Deal flurry lifts first quarter mergers and acquisitions to decade high
THE UK has chalked up its strongest first quarter for mergers and acquisitions (M&A) in 10 years after businesses signed off $120 billion (£85 billion) worth of deals.
A total of 681 deals were secured between January and March, with telecoms, automobile and healthcare proving the hottest sectors for transactions, according to research by EY.
The result comfortably outstrips the final three months of last year when firms sealed 586 deals, worth $51 billion (£36 billion).
However, it falls short of the $147 billion (£104 billion) and 1,045 transactions seen in the first three months of 2007.

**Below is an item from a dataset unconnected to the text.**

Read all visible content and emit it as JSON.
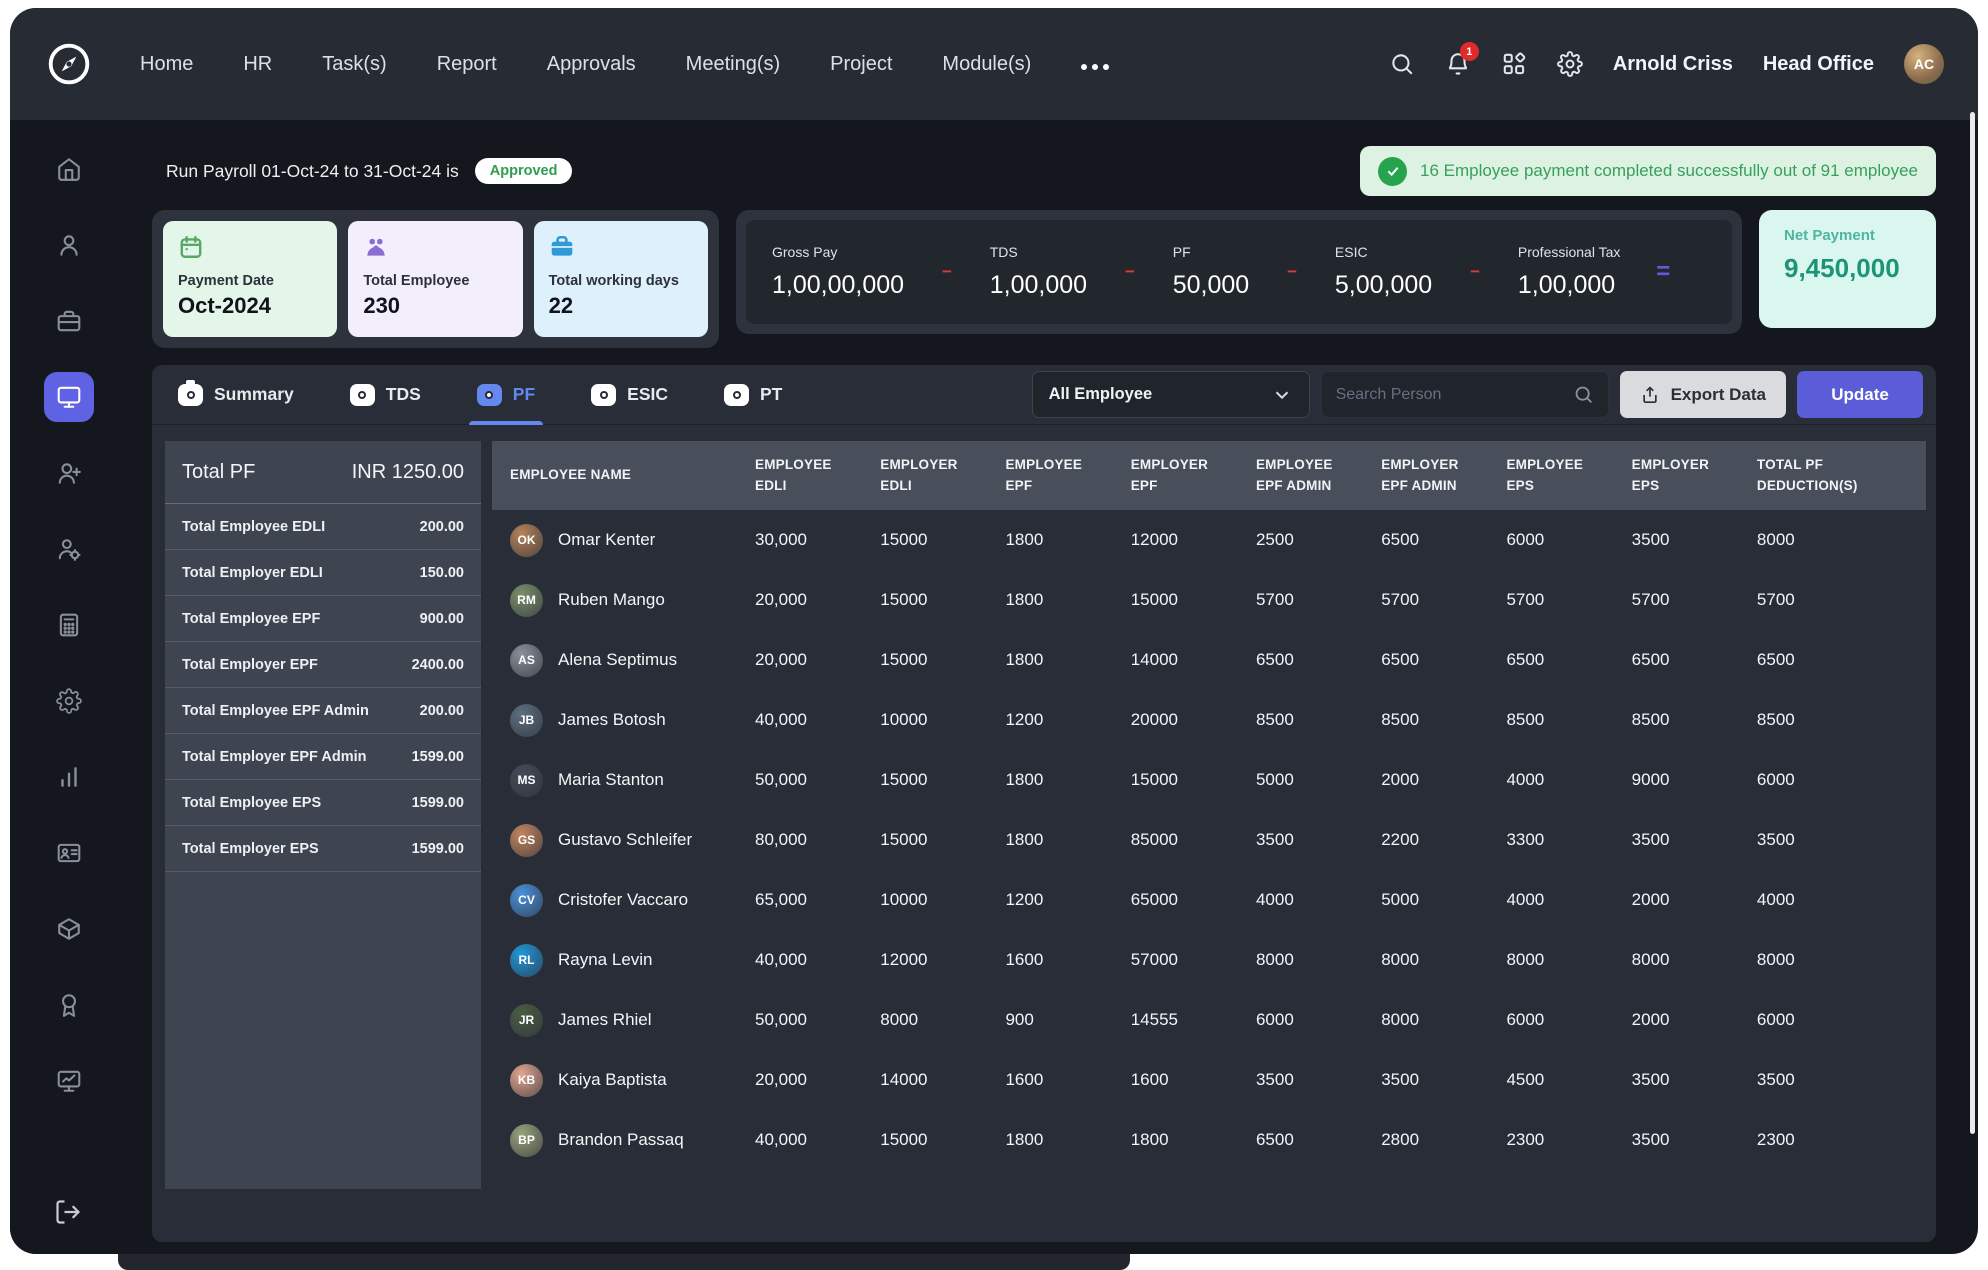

Steve Ivermee, EY's managing partner for UK and Ireland transaction advisory services, said: "The UK deals market has experienced a very healthy start to the year as UK companies with presence in international markets remain particularly attractive to international investors.
"More significantly, we see UK businesses continuing to make deals internationally. The significant increase in inbound transactions is likely to lead to a new environment for M&A and deal makers.

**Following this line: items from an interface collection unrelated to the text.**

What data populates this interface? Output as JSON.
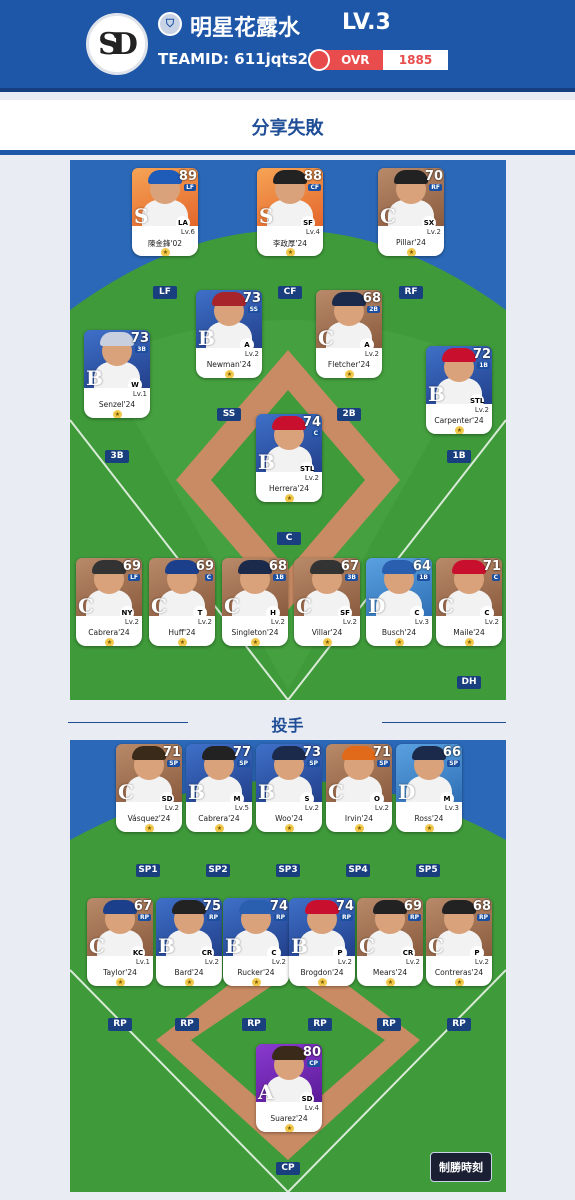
{
  "header": {
    "team_name": "明星花露水",
    "level": "LV.3",
    "team_id": "TEAMID: 611jqts25",
    "ovr_label": "OVR",
    "ovr_value": "1885",
    "logo_text": "SD"
  },
  "banner": {
    "title": "分享失敗"
  },
  "sections": {
    "pitchers_title": "投手"
  },
  "colors": {
    "header_blue": "#1e56a8",
    "field_blue": "#2b68b8",
    "grass": "#3f9a3a",
    "dirt": "#c98b63",
    "ovr_red": "#e84c4c"
  },
  "hitters": [
    {
      "name": "陳金鋒'02",
      "rating": "89",
      "pos_mini": "LF",
      "lv": "Lv.6",
      "grade": "S",
      "tier": "S",
      "slot": "LF",
      "cap": "#1f5bb8",
      "logo": "LA"
    },
    {
      "name": "李政厚'24",
      "rating": "88",
      "pos_mini": "CF",
      "lv": "Lv.4",
      "grade": "S",
      "tier": "S",
      "slot": "CF",
      "cap": "#222222",
      "logo": "SF"
    },
    {
      "name": "Pillar'24",
      "rating": "70",
      "pos_mini": "RF",
      "lv": "Lv.2",
      "grade": "C",
      "tier": "C",
      "slot": "RF",
      "cap": "#222222",
      "logo": "SX"
    },
    {
      "name": "Newman'24",
      "rating": "73",
      "pos_mini": "SS",
      "lv": "Lv.2",
      "grade": "B",
      "tier": "B",
      "slot": "SS",
      "cap": "#a8242b",
      "logo": "A"
    },
    {
      "name": "Fletcher'24",
      "rating": "68",
      "pos_mini": "2B",
      "lv": "Lv.2",
      "grade": "C",
      "tier": "C",
      "slot": "2B",
      "cap": "#1b2a4a",
      "logo": "A"
    },
    {
      "name": "Senzel'24",
      "rating": "73",
      "pos_mini": "3B",
      "lv": "Lv.1",
      "grade": "B",
      "tier": "B",
      "slot": "3B",
      "cap": "#c8d0e0",
      "logo": "W"
    },
    {
      "name": "Carpenter'24",
      "rating": "72",
      "pos_mini": "1B",
      "lv": "Lv.2",
      "grade": "B",
      "tier": "B",
      "slot": "1B",
      "cap": "#c8102e",
      "logo": "STL"
    },
    {
      "name": "Herrera'24",
      "rating": "74",
      "pos_mini": "C",
      "lv": "Lv.2",
      "grade": "B",
      "tier": "B",
      "slot": "C",
      "cap": "#c8102e",
      "logo": "STL"
    },
    {
      "name": "Cabrera'24",
      "rating": "69",
      "pos_mini": "LF",
      "lv": "Lv.2",
      "grade": "C",
      "tier": "C",
      "slot": "",
      "cap": "#333333",
      "logo": "NY"
    },
    {
      "name": "Huff'24",
      "rating": "69",
      "pos_mini": "C",
      "lv": "Lv.2",
      "grade": "C",
      "tier": "C",
      "slot": "",
      "cap": "#1b3f8a",
      "logo": "T"
    },
    {
      "name": "Singleton'24",
      "rating": "68",
      "pos_mini": "1B",
      "lv": "Lv.2",
      "grade": "C",
      "tier": "C",
      "slot": "",
      "cap": "#1b2a4a",
      "logo": "H"
    },
    {
      "name": "Villar'24",
      "rating": "67",
      "pos_mini": "3B",
      "lv": "Lv.2",
      "grade": "C",
      "tier": "C",
      "slot": "",
      "cap": "#333333",
      "logo": "SF"
    },
    {
      "name": "Busch'24",
      "rating": "64",
      "pos_mini": "1B",
      "lv": "Lv.3",
      "grade": "D",
      "tier": "D",
      "slot": "",
      "cap": "#2a5fb0",
      "logo": "C"
    },
    {
      "name": "Maile'24",
      "rating": "71",
      "pos_mini": "C",
      "lv": "Lv.2",
      "grade": "C",
      "tier": "C",
      "slot": "DH",
      "cap": "#c8102e",
      "logo": "C"
    }
  ],
  "pitchers": [
    {
      "name": "Vásquez'24",
      "rating": "71",
      "pos_mini": "SP",
      "lv": "Lv.2",
      "grade": "C",
      "tier": "C",
      "slot": "SP1",
      "cap": "#3a2a1a",
      "logo": "SD"
    },
    {
      "name": "Cabrera'24",
      "rating": "77",
      "pos_mini": "SP",
      "lv": "Lv.5",
      "grade": "B",
      "tier": "B",
      "slot": "SP2",
      "cap": "#222222",
      "logo": "M"
    },
    {
      "name": "Woo'24",
      "rating": "73",
      "pos_mini": "SP",
      "lv": "Lv.2",
      "grade": "B",
      "tier": "B",
      "slot": "SP3",
      "cap": "#1b2a4a",
      "logo": "S"
    },
    {
      "name": "Irvin'24",
      "rating": "71",
      "pos_mini": "SP",
      "lv": "Lv.2",
      "grade": "C",
      "tier": "C",
      "slot": "SP4",
      "cap": "#e06a1a",
      "logo": "O"
    },
    {
      "name": "Ross'24",
      "rating": "66",
      "pos_mini": "SP",
      "lv": "Lv.3",
      "grade": "D",
      "tier": "D",
      "slot": "SP5",
      "cap": "#1b2a4a",
      "logo": "M"
    },
    {
      "name": "Taylor'24",
      "rating": "67",
      "pos_mini": "RP",
      "lv": "Lv.1",
      "grade": "C",
      "tier": "C",
      "slot": "RP",
      "cap": "#1b3f8a",
      "logo": "KC"
    },
    {
      "name": "Bard'24",
      "rating": "75",
      "pos_mini": "RP",
      "lv": "Lv.2",
      "grade": "B",
      "tier": "B",
      "slot": "RP",
      "cap": "#222222",
      "logo": "CR"
    },
    {
      "name": "Rucker'24",
      "rating": "74",
      "pos_mini": "RP",
      "lv": "Lv.2",
      "grade": "B",
      "tier": "B",
      "slot": "RP",
      "cap": "#2a5fb0",
      "logo": "C"
    },
    {
      "name": "Brogdon'24",
      "rating": "74",
      "pos_mini": "RP",
      "lv": "Lv.2",
      "grade": "B",
      "tier": "B",
      "slot": "RP",
      "cap": "#c8102e",
      "logo": "P"
    },
    {
      "name": "Mears'24",
      "rating": "69",
      "pos_mini": "RP",
      "lv": "Lv.2",
      "grade": "C",
      "tier": "C",
      "slot": "RP",
      "cap": "#222222",
      "logo": "CR"
    },
    {
      "name": "Contreras'24",
      "rating": "68",
      "pos_mini": "RP",
      "lv": "Lv.2",
      "grade": "C",
      "tier": "C",
      "slot": "RP",
      "cap": "#222222",
      "logo": "P"
    },
    {
      "name": "Suarez'24",
      "rating": "80",
      "pos_mini": "CP",
      "lv": "Lv.4",
      "grade": "A",
      "tier": "A",
      "slot": "CP",
      "cap": "#3a2a1a",
      "logo": "SD"
    }
  ],
  "watermark": "制勝時刻"
}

"Some of these deals are likely to face increased scrutiny by regulators, government and the public about their purpose, which will need to extend beyond cost savings.
"Articulating this narrative in a compelling way to ensure all stakeholders are onside will become increasingly key to help ensure deals are done."

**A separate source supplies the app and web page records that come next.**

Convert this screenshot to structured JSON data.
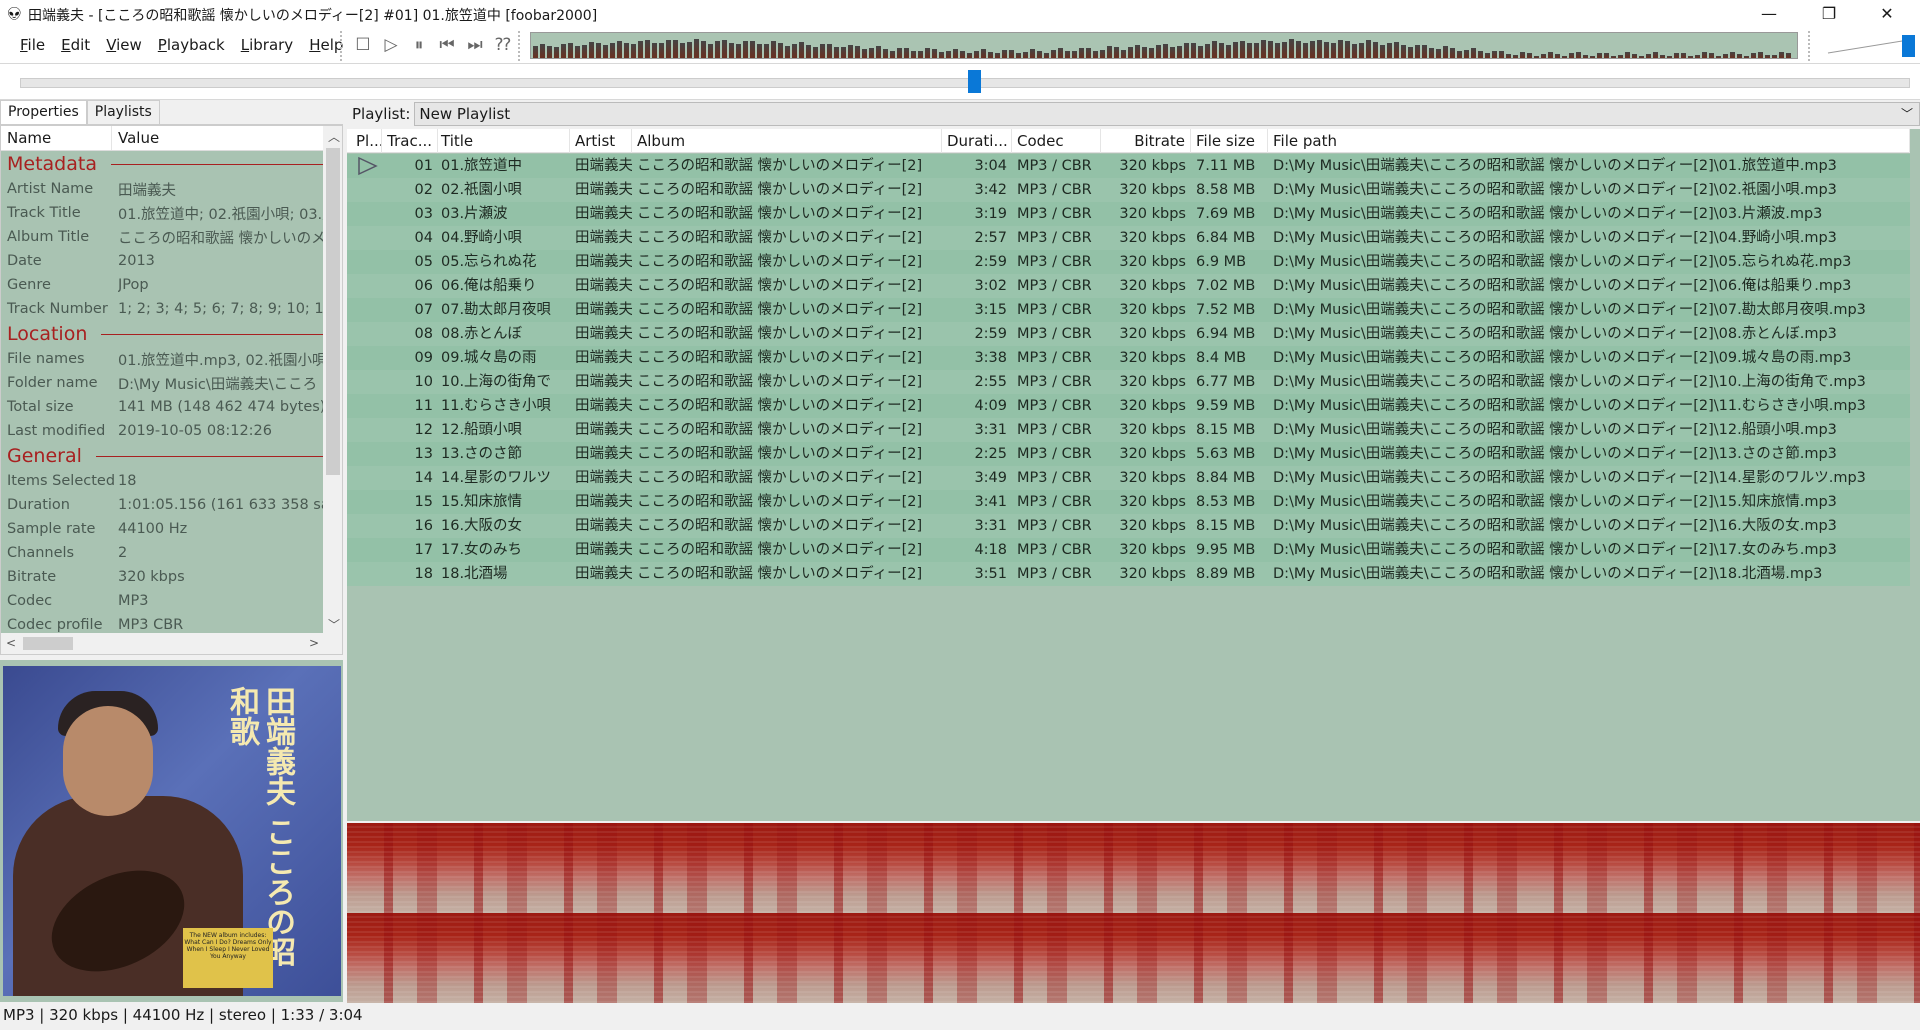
{
  "window": {
    "title": "田端義夫 - [こころの昭和歌謡 懐かしいのメロディー[2] #01] 01.旅笠道中  [foobar2000]",
    "minimize": "—",
    "restore": "❐",
    "close": "✕"
  },
  "menu": [
    "File",
    "Edit",
    "View",
    "Playback",
    "Library",
    "Help"
  ],
  "transport": [
    {
      "name": "stop",
      "glyph": "☐"
    },
    {
      "name": "play",
      "glyph": "▷"
    },
    {
      "name": "pause",
      "glyph": "⏸"
    },
    {
      "name": "previous",
      "glyph": "⏮"
    },
    {
      "name": "next",
      "glyph": "⏭"
    },
    {
      "name": "random",
      "glyph": "⁇"
    }
  ],
  "colors": {
    "accent": "#0a78d7",
    "row": "#93c1a7",
    "panel_bg": "#a9c3b2",
    "section": "#a82020",
    "spectrogram": "#9c1a12"
  },
  "seek": {
    "position": "1:33",
    "length": "3:04",
    "fraction": 0.505
  },
  "volume": {
    "fraction": 0.95
  },
  "left_tabs": [
    "Properties",
    "Playlists"
  ],
  "properties": {
    "headers": {
      "name": "Name",
      "value": "Value"
    },
    "sections": [
      {
        "title": "Metadata",
        "rows": [
          [
            "Artist Name",
            "田端義夫"
          ],
          [
            "Track Title",
            "01.旅笠道中; 02.祇園小唄; 03.片"
          ],
          [
            "Album Title",
            "こころの昭和歌謡 懐かしいのメ"
          ],
          [
            "Date",
            "2013"
          ],
          [
            "Genre",
            "JPop"
          ],
          [
            "Track Number",
            "1; 2; 3; 4; 5; 6; 7; 8; 9; 10; 11; 1"
          ]
        ]
      },
      {
        "title": "Location",
        "rows": [
          [
            "File names",
            "01.旅笠道中.mp3, 02.祇園小唄"
          ],
          [
            "Folder name",
            "D:\\My Music\\田端義夫\\こころ"
          ],
          [
            "Total size",
            "141 MB (148 462 474 bytes)"
          ],
          [
            "Last modified",
            "2019-10-05 08:12:26"
          ]
        ]
      },
      {
        "title": "General",
        "rows": [
          [
            "Items Selected",
            "18"
          ],
          [
            "Duration",
            "1:01:05.156 (161 633 358 sam"
          ],
          [
            "Sample rate",
            "44100 Hz"
          ],
          [
            "Channels",
            "2"
          ],
          [
            "Bitrate",
            "320 kbps"
          ],
          [
            "Codec",
            "MP3"
          ],
          [
            "Codec profile",
            "MP3 CBR"
          ]
        ]
      }
    ]
  },
  "album_art": {
    "text": "田端義夫 こころの昭和歌",
    "sticker": "The NEW album includes: What Can I Do? Dreams Only When I Sleep I Never Loved You Anyway"
  },
  "playlist_bar": {
    "label": "Playlist:",
    "selected": "New Playlist"
  },
  "columns": [
    "Pl...",
    "Trac...",
    "Title",
    "Artist",
    "Album",
    "Durati...",
    "Codec",
    "Bitrate",
    "File size",
    "File path"
  ],
  "tracks": [
    [
      "01",
      "01.旅笠道中",
      "3:04",
      "7.11 MB"
    ],
    [
      "02",
      "02.祇園小唄",
      "3:42",
      "8.58 MB"
    ],
    [
      "03",
      "03.片瀬波",
      "3:19",
      "7.69 MB"
    ],
    [
      "04",
      "04.野崎小唄",
      "2:57",
      "6.84 MB"
    ],
    [
      "05",
      "05.忘られぬ花",
      "2:59",
      "6.9 MB"
    ],
    [
      "06",
      "06.俺は船乗り",
      "3:02",
      "7.02 MB"
    ],
    [
      "07",
      "07.勘太郎月夜唄",
      "3:15",
      "7.52 MB"
    ],
    [
      "08",
      "08.赤とんぼ",
      "2:59",
      "6.94 MB"
    ],
    [
      "09",
      "09.城々島の雨",
      "3:38",
      "8.4 MB"
    ],
    [
      "10",
      "10.上海の街角で",
      "2:55",
      "6.77 MB"
    ],
    [
      "11",
      "11.むらさき小唄",
      "4:09",
      "9.59 MB"
    ],
    [
      "12",
      "12.船頭小唄",
      "3:31",
      "8.15 MB"
    ],
    [
      "13",
      "13.さのさ節",
      "2:25",
      "5.63 MB"
    ],
    [
      "14",
      "14.星影のワルツ",
      "3:49",
      "8.84 MB"
    ],
    [
      "15",
      "15.知床旅情",
      "3:41",
      "8.53 MB"
    ],
    [
      "16",
      "16.大阪の女",
      "3:31",
      "8.15 MB"
    ],
    [
      "17",
      "17.女のみち",
      "4:18",
      "9.95 MB"
    ],
    [
      "18",
      "18.北酒場",
      "3:51",
      "8.89 MB"
    ]
  ],
  "track_common": {
    "artist": "田端義夫",
    "album": "こころの昭和歌謡 懐かしいのメロディー[2]",
    "codec": "MP3 / CBR",
    "bitrate": "320 kbps",
    "path_prefix": "D:\\My Music\\田端義夫\\こころの昭和歌謡 懐かしいのメロディー[2]\\",
    "ext": ".mp3"
  },
  "now_playing_index": 0,
  "status": "MP3 | 320 kbps | 44100 Hz | stereo | 1:33 / 3:04"
}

Despite fears that Brexit uncertainty would put M&A on the back burner, GlaxoSmithKline and Novartis, GKN and Melrose, and UBM and Informa all announced tie-ups between January and March this year.
It was strong performance for inbound deals which underpinned the first-quarter rise. EY's research pointed to 177 inbound deals worth $67 billion (£48 billion) in the three months to March, up from 133 transactions at $11 billion (£8 billion) in the fourth quarter of last year.
The US had the strongest appetite for UK firms over the period followed by France, Switzerland, Japan and the Netherlands
Mr Ivermee said: "The trade flow between the UK and the US has always been strong and there is no sign of slowing.
"While early days, shifts in policy, such as the recent US tax reforms, could trigger some near-term large deals, as boardrooms reassess capital allocation between the US and non-US territories.
"Looking ahead we can expect an equally strong second quarter as businesses look to lock in more favourable financing prior to any interest rate increases."